UCL Council White Paper 2011–2021
This White Paper outlines a vision and strategy for UCL for the coming 10 years. It builds upon and develops our existing strategies for research, enterprise, human relations, scholarships, estates and facilities, development and alumni relations, information services, public policy, and communications and marketing.
It was published initially as the Provost’s Green Paper, and approved by UCL Council as a consultative document in May 2011. Its proposals were discussed widely across UCL through May and June. I convened a series of open town meetings, presided at two meetings of Academic Board, and made presentations to meetings of Heads of Department and other staff and student representatives. Representations came to me directly and through a dedicated Green Paper website. All have been taken into account in preparing this revised paper. Many have resulted in revision to the text; several comments are cited directly.
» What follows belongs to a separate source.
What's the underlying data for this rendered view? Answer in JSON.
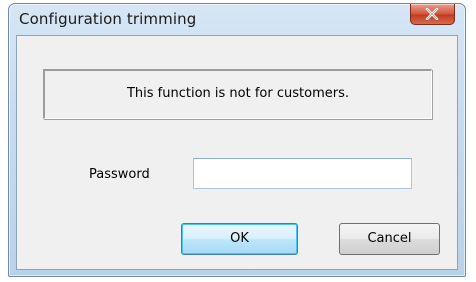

Much related to more detailed issues that will arise in the next steps of implementation, and will be taken into account then.
UCL is a very special place. It attracts remarkable affection and loyalty amongst its students, staff and alumni. These are equalities it is essential to maintain through a period of political and financial turbulence that has been quite unprecedented in the last half century of UK universities. Our operating environment has already changed fundamentally.We are presented with a unique opportunity and obligation to bring about a transformation around a fresh student-centred vision, and to make UCL quite simply the most exciting university in the world at which to study and work. We aim to bring UCL through the economic recession not only more financially stable and sustainable, but also as the UK’s leading outward-looking university, making a major contribution to the society in which we function and enhancing the lives of our students.
Here is the central challenge. The block grant that we currently receive to support teaching is to be withdrawn from the 2012–13 academic year, apart from some residual support for the more expensive laboratory, clinical programmes and for strategically important and vulnerable subjects. For all other undergraduate programmes, the Government subsidy shifts from the university to the student, in the form of a loan to cover the cost of tuition, repayable after graduation from earned income once that exceeds £21,000 a year. For postgraduate taught programmes, the subsidy to teaching is lost but without students having access to the subsidised loan.
At the same time, the Government has protected research funding from serious cuts, and maintained it at the present level for the next four years. That represents a real-terms reduction of around 12%, compared with a steady annual 5% increase in UCL’s research income in recent years. Although it is a welcome reprieve from the much deeper cuts imposed across the public sector, it is a significant change for so research-intensive a university as UCL.
These two changes, coupled to other higher education reforms currently being pursued, confront us with a dramatically different model from that to which we are accustomed. It is impossible yet to understand how it may affect student choice and behaviour, nor its likely impact on the finances of universities. Not all features of the new settlement are yet determined, and there will no doubt be further change in the coming years. But we are well positioned to adapt and lead.
UCL President and Provost
From the 1826 prospectus
“Finally, the Council trust, that they are now about to lay the Foundation of an Institution well adapted to communicate liberal instruction to successive generations of those who are now excluded from it, and likely neither to retain the machinery of studies superseded by time, nor to neglect any new science brought into view by the progress of reason; of such magnitude as to combine the illustration and ornament which every part of knowledge derives from the neighbourhood of every other, with the advantage that accrues to all from the outward aids and instruments of Libraries, Museums and Apparatus; where there will be a sufficient prospect of fame and emolument to satisfy the ambition, and employ the whole active lives of the
ablest Professors… ”